NEWYou can now listen to Fox News articles!
Mark Esper, the former Pentagon chief fired by Donald Trump, now calls him a “danger to democracy.” He said that to Fox’s Bret Baier.
If he felt so strongly, why did Esper wait until now–when he has a book being published – to speak out?
This is the pattern of so many ex-Trump aides who suddenly found their conscience when it was in their financial interest to do so. They have every right to tell their story, but from John Bolton to Omarosa to Stephanie Grisham to his niece Mary, the revelations seem tied to royalties. They engage in various degrees of self-justification and self-criticism as to why they stayed silent. The same applies to (without the financial incentive) former officials like Steve Bannon and others who have slammed Trump while cooperating with journalists’ books.
ABORTION PROTESTS AT JUSTICES’ HOMES FUEL A NEW ROUND OF RECRIMINATIONS
In his “60 Minutes” interview, Esper said he felt that by staying he could keep fighting what he considered reckless Trump proposals. Had he spoken out, the president would have fired him, he said, and “I had no confidence that anybody that came in behind me would not be a real Trump loyalist. And Lord knows what would have happened then.”
The 45th president responded as he always does, attacking those he once praised when hiring them, calling Esper a “lightweight” and “figurehead” whose inadequacies meant that he, Trump, had to run the Pentagon. (Maybe a wee bit of exaggeration there.)
Here is what Esper alleges in his book “A Sacred Oath,” based on an excerpt in Politico and other outlets that have obtained the book:
Trump wanted to “shut down” all U.S. embassies in Africa.
Trump wanted to send “missiles into Mexico to destroy the drug labs.”
Trump wanted to send 250,000 troops to the southern border.
Trump wanted to dip the decapitated head of a terrorist in pig’s blood and display it as a warning to other Islamist fighters.
Trump wanted to attack a senior Iranian military officer who was operating outside the country.
Trump wanted to reactivate two retired military officers who had criticized him – Adm. William McRaven, who led the raid that killed Osama bin Laden, and Gen. Stanley McChrystal – and then court-martial them.
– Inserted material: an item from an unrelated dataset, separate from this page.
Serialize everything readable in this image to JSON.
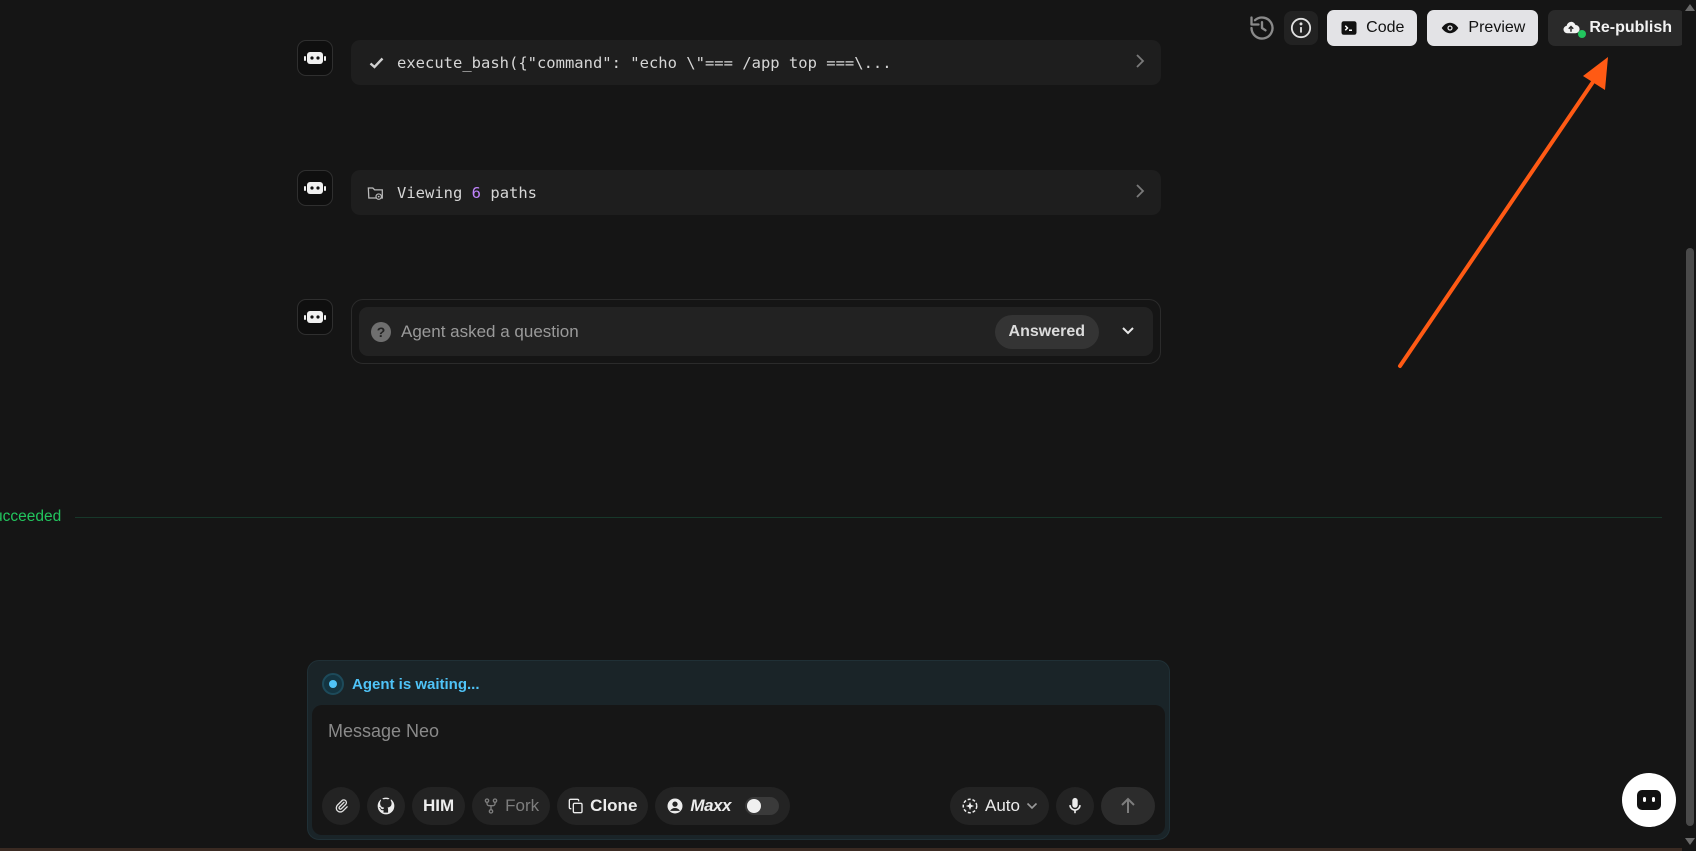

LOOKING FOR THE LEAKER: WHAT WAS THE IDEOLOGICAL MOTIVATION FOR PROVIDING ROE V. WADE REVERSAL DRAFT?
Trump was “enraged” as protestors massed outside the White House in the wake of the George Floyd killing. “He thought that the protests made the country look weak, made us look weak and ‘us’ meant him.” So he told the chairman of the Joint Chiefs, “Can’t you just shoot them, just shoot them in the legs or something?”
SUBSCRIBE TO HOWIE’S MEDIA BUZZMETER PODCAST, A RIFF ON THE DAY’S HOTTEST STORIES
Trump wanted to meet with Taliban leaders at Camp David and cut a peace deal, as was reported after the fact. Esper thought it would be egregious to “be sipping tea with these terrorists, especially while we still had troops in a combat zone. It would be breaking faith with them, their families and our veterans.” The president killed the plan with a week to go after a car bombing in Kabul.
CLICK HERE TO GET THE FOX NEWS APP
That’s a pretty sobering list.
Now I suppose Trump defenders could say his style was to toss out lots of ideas, and he didn’t wind up doing any of these things. Esper credits the strong pushback by him and his administration allies.
But it sure seems late in the game to be making these charges in book form.
Mark Esper says Trump pushed ‘dangerous’ ideas, but stayed quiet until peddling ‘A Sacred Oath’ book | WSN[Whatsapp Status New]